Content starts

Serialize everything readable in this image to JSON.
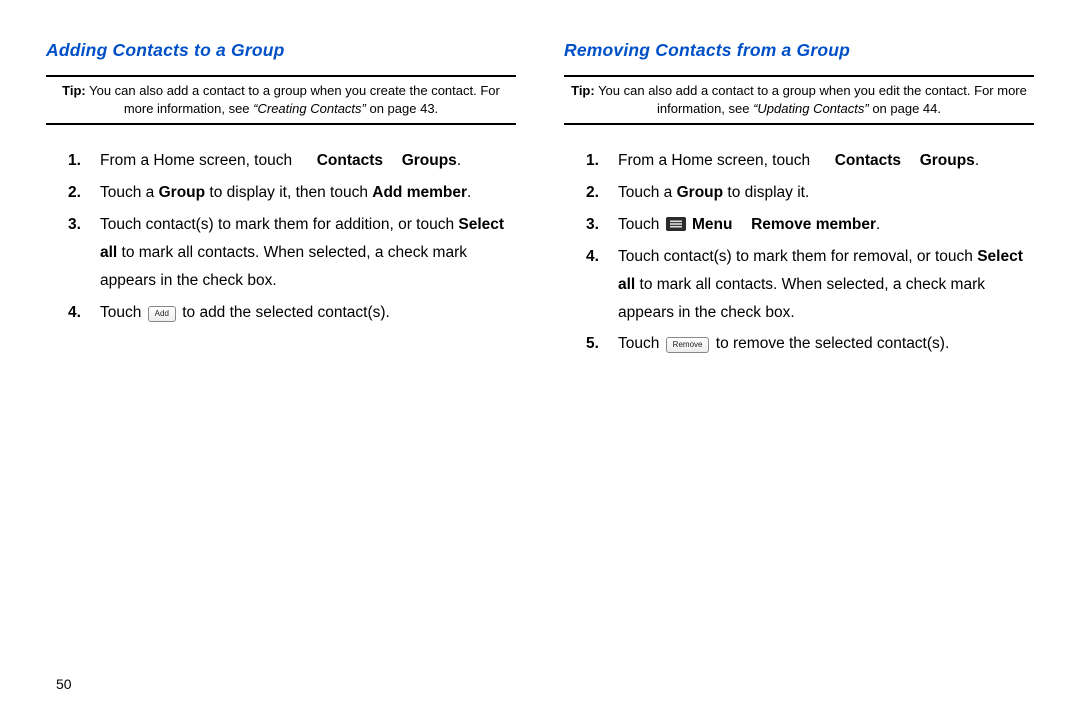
{
  "pageNumber": "50",
  "left": {
    "title": "Adding Contacts to a Group",
    "tip": {
      "label": "Tip:",
      "text_before": " You can also add a contact to a group when you create the contact. For more information, see ",
      "xref": "“Creating Contacts”",
      "text_after": " on page 43."
    },
    "step1": {
      "pre": "From a Home screen, touch ",
      "contacts": "Contacts",
      "groups": "Groups",
      "post": "."
    },
    "step2": {
      "t1": "Touch a ",
      "b1": "Group",
      "t2": " to display it, then touch ",
      "b2": "Add member",
      "t3": "."
    },
    "step3": {
      "t1": "Touch contact(s) to mark them for addition, or touch ",
      "b1": "Select all",
      "t2": " to mark all contacts. When selected, a check mark appears in the check box."
    },
    "step4": {
      "t1": "Touch ",
      "btn": "Add",
      "t2": " to add the selected contact(s)."
    }
  },
  "right": {
    "title": "Removing Contacts from a Group",
    "tip": {
      "label": "Tip:",
      "text_before": " You can also add a contact to a group when you edit the contact. For more information, see ",
      "xref": "“Updating Contacts”",
      "text_after": " on page 44."
    },
    "step1": {
      "pre": "From a Home screen, touch ",
      "contacts": "Contacts",
      "groups": "Groups",
      "post": "."
    },
    "step2": {
      "t1": "Touch a ",
      "b1": "Group",
      "t2": " to display it."
    },
    "step3": {
      "t1": "Touch ",
      "b1": "Menu",
      "b2": "Remove member",
      "t2": "."
    },
    "step4": {
      "t1": "Touch contact(s) to mark them for removal, or touch ",
      "b1": "Select all",
      "t2": " to mark all contacts. When selected, a check mark appears in the check box."
    },
    "step5": {
      "t1": "Touch ",
      "btn": "Remove",
      "t2": " to remove the selected contact(s)."
    }
  }
}
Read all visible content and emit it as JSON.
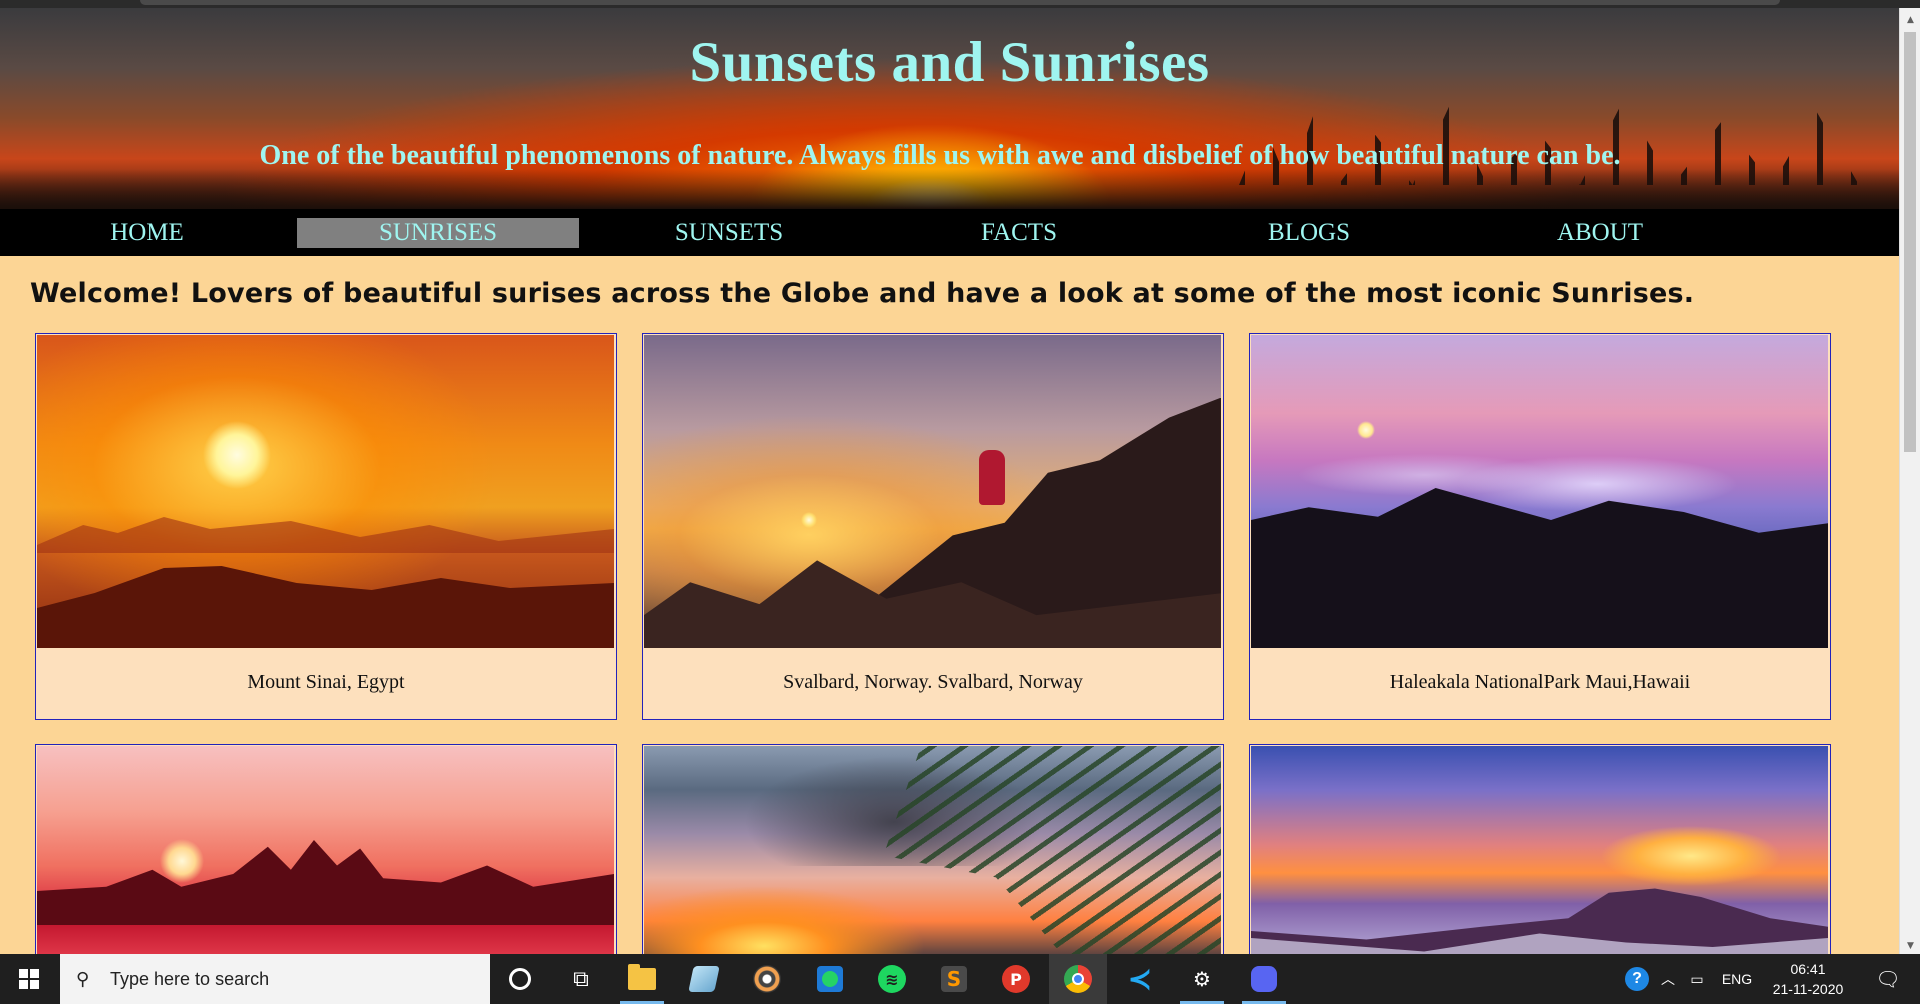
{
  "site": {
    "title": "Sunsets and Sunrises",
    "subtitle": "One of the beautiful phenomenons of nature. Always fills us with awe and disbelief of how beautiful nature can be."
  },
  "nav": {
    "items": [
      {
        "label": "HOME",
        "active": false
      },
      {
        "label": "SUNRISES",
        "active": true
      },
      {
        "label": "SUNSETS",
        "active": false
      },
      {
        "label": "FACTS",
        "active": false
      },
      {
        "label": "BLOGS",
        "active": false
      },
      {
        "label": "ABOUT",
        "active": false
      }
    ]
  },
  "welcome": "Welcome! Lovers of beautiful surises across the Globe and have a look at some of the most iconic Sunrises.",
  "gallery": {
    "cards": [
      {
        "caption": "Mount Sinai, Egypt"
      },
      {
        "caption": "Svalbard, Norway. Svalbard, Norway"
      },
      {
        "caption": "Haleakala NationalPark Maui,Hawaii"
      },
      {
        "caption": ""
      },
      {
        "caption": ""
      },
      {
        "caption": ""
      }
    ]
  },
  "taskbar": {
    "search_placeholder": "Type here to search",
    "language": "ENG",
    "time": "06:41",
    "date": "21-11-2020"
  },
  "colors": {
    "page_bg": "#fcd595",
    "accent_text": "#9ff5f0",
    "nav_bg": "#000000",
    "nav_active_bg": "#808080",
    "card_border": "#2222bb",
    "caption_bg": "#fde0bd"
  }
}
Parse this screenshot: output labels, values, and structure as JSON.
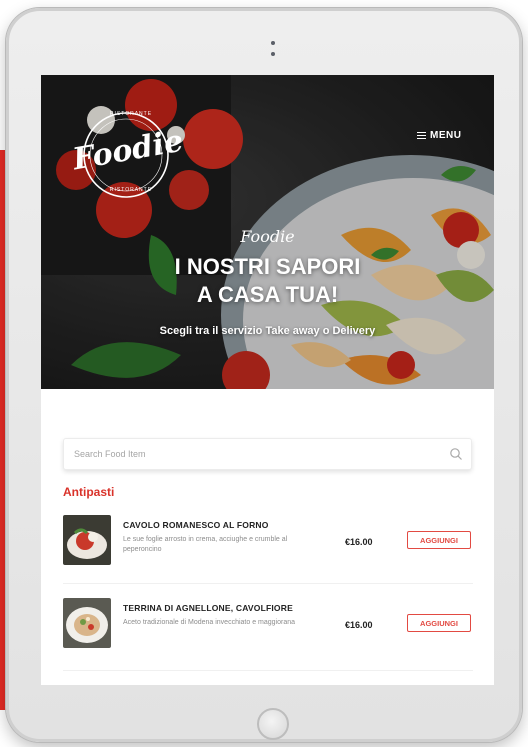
{
  "hero": {
    "logo_text": "Foodie",
    "logo_top_text": "RISTORANTE",
    "logo_bottom_text": "RISTORANTE",
    "menu_label": "MENU",
    "script": "Foodie",
    "title_line1": "I NOSTRI SAPORI",
    "title_line2": "A CASA TUA!",
    "subtitle": "Scegli tra il servizio Take away o Delivery"
  },
  "search": {
    "placeholder": "Search Food Item"
  },
  "section": {
    "title": "Antipasti"
  },
  "items": [
    {
      "name": "CAVOLO ROMANESCO AL FORNO",
      "description": "Le sue foglie arrosto in crema, acciughe e crumble al peperoncino",
      "price": "€16.00",
      "button": "AGGIUNGI"
    },
    {
      "name": "TERRINA DI AGNELLONE, CAVOLFIORE",
      "description": "Aceto tradizionale di Modena invecchiato e maggiorana",
      "price": "€16.00",
      "button": "AGGIUNGI"
    }
  ],
  "colors": {
    "accent": "#e42b25",
    "button_border": "#e24a42",
    "tablet_frame": "#e6e6e6"
  }
}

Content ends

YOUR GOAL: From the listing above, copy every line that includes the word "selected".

ANSWER AREA:
      "t2": " to mark all contacts. When selected, a check mark appears in the check box."
      "t2": " to add the selected contact(s)."
      "t2": " to mark all contacts. When selected, a check mark appears in the check box."
      "t2": " to remove the selected contact(s)."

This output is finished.